Profits from sales of the last issue of what was Britain's best-selling Sunday paper will be split equally among three organizations–the children's charity Barnardo's, the Forces Children's Trust, and Queen Elizabeth Hospital Birmingham Charity.
Many U.K. charities turned down the weekly's offer of free ads, made after Rupert Murdoch's News International abruptly decided to close the 168-year-old newspaper amid revelations that its reporters hacked the cellphones of celebrities, politicians, crime victims, and military families.
Mike Hammond, CEO of the Queen Elizabeth Hospital Birmingham Charity, said he saw “no reason why we shouldn't have accepted” what he said would be a six-figure gift from News of the World. “It’s one that will benefit a lot of families.”

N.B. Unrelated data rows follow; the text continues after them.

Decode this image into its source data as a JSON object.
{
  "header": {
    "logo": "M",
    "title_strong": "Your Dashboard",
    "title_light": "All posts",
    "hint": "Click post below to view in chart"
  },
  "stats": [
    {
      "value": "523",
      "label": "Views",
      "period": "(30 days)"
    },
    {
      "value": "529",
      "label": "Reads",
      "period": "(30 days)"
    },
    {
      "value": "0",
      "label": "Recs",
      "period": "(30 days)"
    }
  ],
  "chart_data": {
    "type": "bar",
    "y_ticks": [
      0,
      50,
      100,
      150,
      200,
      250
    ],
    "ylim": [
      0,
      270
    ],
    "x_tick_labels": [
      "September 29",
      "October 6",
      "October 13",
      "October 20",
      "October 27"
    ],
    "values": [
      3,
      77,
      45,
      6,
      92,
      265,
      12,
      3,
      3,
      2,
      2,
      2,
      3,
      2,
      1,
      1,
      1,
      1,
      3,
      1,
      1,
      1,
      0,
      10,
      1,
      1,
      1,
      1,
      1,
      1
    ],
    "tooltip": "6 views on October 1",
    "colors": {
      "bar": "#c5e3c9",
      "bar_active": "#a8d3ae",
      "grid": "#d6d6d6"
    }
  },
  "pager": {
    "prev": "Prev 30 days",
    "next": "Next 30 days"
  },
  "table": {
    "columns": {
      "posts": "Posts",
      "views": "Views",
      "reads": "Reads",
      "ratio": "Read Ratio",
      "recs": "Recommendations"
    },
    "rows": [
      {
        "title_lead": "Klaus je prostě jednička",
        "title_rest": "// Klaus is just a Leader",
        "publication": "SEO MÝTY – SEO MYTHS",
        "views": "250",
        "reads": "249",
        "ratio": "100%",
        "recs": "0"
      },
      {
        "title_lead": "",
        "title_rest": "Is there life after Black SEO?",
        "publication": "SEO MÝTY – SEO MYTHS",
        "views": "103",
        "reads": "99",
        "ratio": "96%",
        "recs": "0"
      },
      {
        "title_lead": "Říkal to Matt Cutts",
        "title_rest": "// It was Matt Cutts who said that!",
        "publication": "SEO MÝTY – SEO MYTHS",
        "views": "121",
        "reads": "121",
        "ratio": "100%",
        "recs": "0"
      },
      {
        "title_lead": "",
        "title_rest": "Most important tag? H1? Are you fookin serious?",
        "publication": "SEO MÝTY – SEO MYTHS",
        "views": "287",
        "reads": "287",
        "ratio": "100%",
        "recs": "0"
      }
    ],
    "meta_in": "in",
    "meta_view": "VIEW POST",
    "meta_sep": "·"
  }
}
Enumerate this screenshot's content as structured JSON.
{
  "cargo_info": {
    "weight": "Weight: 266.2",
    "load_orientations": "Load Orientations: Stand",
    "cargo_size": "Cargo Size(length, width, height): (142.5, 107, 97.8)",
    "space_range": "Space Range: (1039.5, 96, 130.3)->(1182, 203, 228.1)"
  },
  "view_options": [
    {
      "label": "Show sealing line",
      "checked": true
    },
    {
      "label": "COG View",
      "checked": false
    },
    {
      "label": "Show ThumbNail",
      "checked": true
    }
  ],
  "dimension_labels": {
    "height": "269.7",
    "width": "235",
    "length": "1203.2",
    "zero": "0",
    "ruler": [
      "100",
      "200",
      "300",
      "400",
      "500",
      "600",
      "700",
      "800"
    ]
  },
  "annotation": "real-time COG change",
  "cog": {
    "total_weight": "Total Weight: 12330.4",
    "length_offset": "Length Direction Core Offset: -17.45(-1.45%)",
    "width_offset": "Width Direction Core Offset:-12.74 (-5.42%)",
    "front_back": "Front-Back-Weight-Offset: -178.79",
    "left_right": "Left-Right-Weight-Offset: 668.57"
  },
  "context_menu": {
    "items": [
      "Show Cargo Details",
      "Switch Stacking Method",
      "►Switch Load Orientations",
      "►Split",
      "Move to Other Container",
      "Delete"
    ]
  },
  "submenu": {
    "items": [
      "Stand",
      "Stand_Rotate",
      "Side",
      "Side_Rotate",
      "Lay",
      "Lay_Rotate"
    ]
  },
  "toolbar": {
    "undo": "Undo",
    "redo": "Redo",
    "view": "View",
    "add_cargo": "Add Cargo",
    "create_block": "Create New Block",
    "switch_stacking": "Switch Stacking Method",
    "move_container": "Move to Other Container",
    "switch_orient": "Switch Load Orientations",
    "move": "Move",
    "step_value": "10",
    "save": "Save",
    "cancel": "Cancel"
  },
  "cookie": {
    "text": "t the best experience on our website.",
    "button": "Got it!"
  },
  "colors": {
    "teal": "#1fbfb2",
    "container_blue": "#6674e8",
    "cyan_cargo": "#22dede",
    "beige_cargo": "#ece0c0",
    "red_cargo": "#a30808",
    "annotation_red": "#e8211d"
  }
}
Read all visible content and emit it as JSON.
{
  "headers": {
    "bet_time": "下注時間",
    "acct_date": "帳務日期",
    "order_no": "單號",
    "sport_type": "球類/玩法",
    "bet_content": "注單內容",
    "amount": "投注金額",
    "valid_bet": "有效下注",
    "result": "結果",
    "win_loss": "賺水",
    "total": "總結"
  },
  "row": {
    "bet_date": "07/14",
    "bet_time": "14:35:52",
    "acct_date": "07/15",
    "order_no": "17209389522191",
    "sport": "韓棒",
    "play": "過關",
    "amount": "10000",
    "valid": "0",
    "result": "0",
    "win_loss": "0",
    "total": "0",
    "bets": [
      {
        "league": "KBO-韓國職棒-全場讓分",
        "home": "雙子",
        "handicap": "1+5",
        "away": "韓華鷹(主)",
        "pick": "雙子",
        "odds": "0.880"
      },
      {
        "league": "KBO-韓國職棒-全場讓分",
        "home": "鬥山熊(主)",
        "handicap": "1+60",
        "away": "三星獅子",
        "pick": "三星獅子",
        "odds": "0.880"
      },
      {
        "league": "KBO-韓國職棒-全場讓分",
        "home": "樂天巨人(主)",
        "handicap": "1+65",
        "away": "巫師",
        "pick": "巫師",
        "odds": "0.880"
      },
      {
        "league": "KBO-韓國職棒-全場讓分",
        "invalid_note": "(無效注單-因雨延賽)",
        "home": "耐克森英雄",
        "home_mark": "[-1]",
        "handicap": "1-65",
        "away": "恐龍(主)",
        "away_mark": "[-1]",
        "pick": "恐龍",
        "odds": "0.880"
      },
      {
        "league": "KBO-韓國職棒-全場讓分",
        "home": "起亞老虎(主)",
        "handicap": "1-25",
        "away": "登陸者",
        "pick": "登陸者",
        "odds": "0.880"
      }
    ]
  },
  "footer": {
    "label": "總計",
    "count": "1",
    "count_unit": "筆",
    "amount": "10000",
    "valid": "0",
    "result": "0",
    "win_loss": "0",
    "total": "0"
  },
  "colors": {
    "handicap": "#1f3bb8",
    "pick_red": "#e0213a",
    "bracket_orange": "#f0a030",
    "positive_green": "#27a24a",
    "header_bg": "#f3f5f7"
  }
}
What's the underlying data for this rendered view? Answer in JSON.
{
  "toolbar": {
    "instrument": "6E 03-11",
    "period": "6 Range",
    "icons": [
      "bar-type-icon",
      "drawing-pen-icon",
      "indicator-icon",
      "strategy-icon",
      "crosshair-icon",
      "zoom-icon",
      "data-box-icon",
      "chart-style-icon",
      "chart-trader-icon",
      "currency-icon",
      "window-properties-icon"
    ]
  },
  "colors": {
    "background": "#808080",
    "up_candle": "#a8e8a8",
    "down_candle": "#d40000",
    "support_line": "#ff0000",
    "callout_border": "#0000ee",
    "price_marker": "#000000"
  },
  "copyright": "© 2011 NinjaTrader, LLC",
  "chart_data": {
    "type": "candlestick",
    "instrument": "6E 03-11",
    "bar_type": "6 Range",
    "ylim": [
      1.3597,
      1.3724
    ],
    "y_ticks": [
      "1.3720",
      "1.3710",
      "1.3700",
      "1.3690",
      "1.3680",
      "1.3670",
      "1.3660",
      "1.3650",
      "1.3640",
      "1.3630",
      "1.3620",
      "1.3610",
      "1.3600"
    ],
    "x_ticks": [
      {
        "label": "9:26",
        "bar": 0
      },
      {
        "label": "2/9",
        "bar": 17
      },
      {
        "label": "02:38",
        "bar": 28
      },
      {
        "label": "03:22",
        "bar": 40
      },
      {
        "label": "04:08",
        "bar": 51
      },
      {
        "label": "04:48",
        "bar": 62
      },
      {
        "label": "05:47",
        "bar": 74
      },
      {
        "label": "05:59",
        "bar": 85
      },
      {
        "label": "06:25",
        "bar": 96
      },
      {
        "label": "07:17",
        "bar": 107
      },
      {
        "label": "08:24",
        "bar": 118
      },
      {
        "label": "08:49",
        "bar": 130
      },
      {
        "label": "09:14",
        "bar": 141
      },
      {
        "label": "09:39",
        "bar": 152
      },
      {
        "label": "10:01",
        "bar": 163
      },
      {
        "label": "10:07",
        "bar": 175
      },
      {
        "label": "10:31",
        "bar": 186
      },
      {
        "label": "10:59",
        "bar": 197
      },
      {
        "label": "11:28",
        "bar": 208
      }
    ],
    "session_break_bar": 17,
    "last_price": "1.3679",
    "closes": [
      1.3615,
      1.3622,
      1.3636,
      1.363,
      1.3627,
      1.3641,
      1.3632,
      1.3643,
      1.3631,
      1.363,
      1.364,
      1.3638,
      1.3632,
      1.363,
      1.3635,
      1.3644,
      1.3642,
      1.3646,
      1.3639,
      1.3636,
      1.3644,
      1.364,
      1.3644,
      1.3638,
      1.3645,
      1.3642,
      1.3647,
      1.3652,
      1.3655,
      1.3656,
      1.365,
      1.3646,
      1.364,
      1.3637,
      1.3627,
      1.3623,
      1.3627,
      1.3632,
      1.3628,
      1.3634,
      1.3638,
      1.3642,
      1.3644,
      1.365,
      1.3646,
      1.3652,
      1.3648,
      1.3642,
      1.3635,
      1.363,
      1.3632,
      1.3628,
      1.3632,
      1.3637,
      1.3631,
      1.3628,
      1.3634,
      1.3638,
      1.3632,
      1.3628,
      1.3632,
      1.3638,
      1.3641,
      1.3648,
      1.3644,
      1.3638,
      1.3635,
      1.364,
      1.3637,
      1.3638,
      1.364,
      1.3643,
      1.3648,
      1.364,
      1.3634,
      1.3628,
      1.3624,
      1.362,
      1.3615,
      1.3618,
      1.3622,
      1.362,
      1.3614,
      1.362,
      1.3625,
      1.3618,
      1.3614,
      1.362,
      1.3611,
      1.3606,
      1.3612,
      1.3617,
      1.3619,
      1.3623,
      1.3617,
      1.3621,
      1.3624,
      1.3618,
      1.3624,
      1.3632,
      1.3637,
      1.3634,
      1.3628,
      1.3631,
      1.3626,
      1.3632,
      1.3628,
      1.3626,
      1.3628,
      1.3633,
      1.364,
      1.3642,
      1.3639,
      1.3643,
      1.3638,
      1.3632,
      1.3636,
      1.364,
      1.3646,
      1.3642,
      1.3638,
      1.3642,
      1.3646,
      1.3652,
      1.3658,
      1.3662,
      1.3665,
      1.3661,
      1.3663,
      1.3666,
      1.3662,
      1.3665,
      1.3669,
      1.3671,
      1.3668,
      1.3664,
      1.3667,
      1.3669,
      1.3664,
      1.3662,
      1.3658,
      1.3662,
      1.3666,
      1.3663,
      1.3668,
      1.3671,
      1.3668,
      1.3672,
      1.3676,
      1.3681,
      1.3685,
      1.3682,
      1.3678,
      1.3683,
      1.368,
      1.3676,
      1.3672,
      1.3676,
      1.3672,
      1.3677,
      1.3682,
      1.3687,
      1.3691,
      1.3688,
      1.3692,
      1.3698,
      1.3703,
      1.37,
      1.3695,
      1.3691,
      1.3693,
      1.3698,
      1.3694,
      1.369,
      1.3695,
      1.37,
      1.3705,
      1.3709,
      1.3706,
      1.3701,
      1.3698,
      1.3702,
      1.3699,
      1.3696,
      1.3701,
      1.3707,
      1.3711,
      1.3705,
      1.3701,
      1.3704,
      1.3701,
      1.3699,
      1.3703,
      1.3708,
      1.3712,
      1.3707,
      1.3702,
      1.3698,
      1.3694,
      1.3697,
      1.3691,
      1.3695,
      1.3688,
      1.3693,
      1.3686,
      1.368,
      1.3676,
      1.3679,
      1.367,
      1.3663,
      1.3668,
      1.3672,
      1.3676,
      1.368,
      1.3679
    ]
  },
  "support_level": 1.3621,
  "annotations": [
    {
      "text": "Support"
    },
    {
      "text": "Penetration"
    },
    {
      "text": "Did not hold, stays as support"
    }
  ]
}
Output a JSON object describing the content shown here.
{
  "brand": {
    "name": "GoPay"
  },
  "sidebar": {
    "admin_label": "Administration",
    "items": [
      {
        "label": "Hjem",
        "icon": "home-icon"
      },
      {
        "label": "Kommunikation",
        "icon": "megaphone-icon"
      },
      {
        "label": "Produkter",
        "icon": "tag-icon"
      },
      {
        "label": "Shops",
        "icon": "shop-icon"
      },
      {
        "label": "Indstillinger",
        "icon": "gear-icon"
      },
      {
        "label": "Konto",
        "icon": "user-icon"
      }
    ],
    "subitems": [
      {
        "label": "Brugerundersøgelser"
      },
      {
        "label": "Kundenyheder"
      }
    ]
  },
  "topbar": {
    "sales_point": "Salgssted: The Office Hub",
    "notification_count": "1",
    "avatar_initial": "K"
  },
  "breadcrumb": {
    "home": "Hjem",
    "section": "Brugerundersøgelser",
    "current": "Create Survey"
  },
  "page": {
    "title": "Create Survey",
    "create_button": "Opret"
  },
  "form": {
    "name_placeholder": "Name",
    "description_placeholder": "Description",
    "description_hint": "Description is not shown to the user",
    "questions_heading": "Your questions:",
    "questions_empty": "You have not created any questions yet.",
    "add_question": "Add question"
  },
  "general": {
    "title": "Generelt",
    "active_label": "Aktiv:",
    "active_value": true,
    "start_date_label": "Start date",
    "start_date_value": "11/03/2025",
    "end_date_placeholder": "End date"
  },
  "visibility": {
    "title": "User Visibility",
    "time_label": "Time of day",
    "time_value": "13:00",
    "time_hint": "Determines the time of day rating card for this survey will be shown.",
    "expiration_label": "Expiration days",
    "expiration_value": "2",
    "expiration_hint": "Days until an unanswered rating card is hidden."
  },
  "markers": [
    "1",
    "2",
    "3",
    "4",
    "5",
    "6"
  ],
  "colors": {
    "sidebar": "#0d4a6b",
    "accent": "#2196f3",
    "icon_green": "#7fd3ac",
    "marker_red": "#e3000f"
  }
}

A spokesman for the Disasters Emergency Committee, which advertised in the last edition, said the charity “in no way condones the unconscionable behavior” of some News of the World staff members but considered it imperative to take the opportunity raise money for victims of the East Africa drought.